═════ Given records

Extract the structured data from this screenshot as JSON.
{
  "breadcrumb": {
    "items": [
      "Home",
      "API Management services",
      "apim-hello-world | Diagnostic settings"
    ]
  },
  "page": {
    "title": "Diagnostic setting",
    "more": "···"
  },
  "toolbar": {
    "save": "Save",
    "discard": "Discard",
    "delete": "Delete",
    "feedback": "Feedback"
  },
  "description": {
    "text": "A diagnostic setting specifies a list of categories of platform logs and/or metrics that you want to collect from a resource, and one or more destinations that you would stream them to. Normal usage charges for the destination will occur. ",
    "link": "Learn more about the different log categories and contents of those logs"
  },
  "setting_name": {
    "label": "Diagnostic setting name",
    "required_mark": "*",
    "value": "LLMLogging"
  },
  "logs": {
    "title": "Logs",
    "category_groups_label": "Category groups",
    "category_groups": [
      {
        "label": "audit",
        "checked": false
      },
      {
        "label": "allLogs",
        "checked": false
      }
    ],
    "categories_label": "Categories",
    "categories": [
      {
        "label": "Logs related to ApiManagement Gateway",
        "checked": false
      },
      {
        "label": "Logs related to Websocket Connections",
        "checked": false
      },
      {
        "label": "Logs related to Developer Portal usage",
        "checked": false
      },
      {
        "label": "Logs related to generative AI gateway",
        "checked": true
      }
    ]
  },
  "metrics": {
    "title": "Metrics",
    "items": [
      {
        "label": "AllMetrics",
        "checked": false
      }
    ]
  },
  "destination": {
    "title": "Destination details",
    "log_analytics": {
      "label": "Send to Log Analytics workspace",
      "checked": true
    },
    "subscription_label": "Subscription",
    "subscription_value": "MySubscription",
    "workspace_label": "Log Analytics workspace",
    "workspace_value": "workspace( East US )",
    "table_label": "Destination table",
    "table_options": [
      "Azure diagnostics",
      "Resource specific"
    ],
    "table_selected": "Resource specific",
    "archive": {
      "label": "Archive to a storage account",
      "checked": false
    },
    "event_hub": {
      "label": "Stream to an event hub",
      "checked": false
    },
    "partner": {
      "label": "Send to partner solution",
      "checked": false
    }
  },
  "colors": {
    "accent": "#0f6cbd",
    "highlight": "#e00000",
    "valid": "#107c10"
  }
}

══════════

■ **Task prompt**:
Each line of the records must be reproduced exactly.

■ **Expected answer**:
Extract the structured data from this screenshot as JSON.
{
  "breadcrumb": {
    "items": [
      "Home",
      "API Management services",
      "apim-hello-world | Diagnostic settings"
    ]
  },
  "page": {
    "title": "Diagnostic setting",
    "more": "···"
  },
  "toolbar": {
    "save": "Save",
    "discard": "Discard",
    "delete": "Delete",
    "feedback": "Feedback"
  },
  "description": {
    "text": "A diagnostic setting specifies a list of categories of platform logs and/or metrics that you want to collect from a resource, and one or more destinations that you would stream them to. Normal usage charges for the destination will occur. ",
    "link": "Learn more about the different log categories and contents of those logs"
  },
  "setting_name": {
    "label": "Diagnostic setting name",
    "required_mark": "*",
    "value": "LLMLogging"
  },
  "logs": {
    "title": "Logs",
    "category_groups_label": "Category groups",
    "category_groups": [
      {
        "label": "audit",
        "checked": false
      },
      {
        "label": "allLogs",
        "checked": false
      }
    ],
    "categories_label": "Categories",
    "categories": [
      {
        "label": "Logs related to ApiManagement Gateway",
        "checked": false
      },
      {
        "label": "Logs related to Websocket Connections",
        "checked": false
      },
      {
        "label": "Logs related to Developer Portal usage",
        "checked": false
      },
      {
        "label": "Logs related to generative AI gateway",
        "checked": true
      }
    ]
  },
  "metrics": {
    "title": "Metrics",
    "items": [
      {
        "label": "AllMetrics",
        "checked": false
      }
    ]
  },
  "destination": {
    "title": "Destination details",
    "log_analytics": {
      "label": "Send to Log Analytics workspace",
      "checked": true
    },
    "subscription_label": "Subscription",
    "subscription_value": "MySubscription",
    "workspace_label": "Log Analytics workspace",
    "workspace_value": "workspace( East US )",
    "table_label": "Destination table",
    "table_options": [
      "Azure diagnostics",
      "Resource specific"
    ],
    "table_selected": "Resource specific",
    "archive": {
      "label": "Archive to a storage account",
      "checked": false
    },
    "event_hub": {
      "label": "Stream to an event hub",
      "checked": false
    },
    "partner": {
      "label": "Send to partner solution",
      "checked": false
    }
  },
  "colors": {
    "accent": "#0f6cbd",
    "highlight": "#e00000",
    "valid": "#107c10"
  }
}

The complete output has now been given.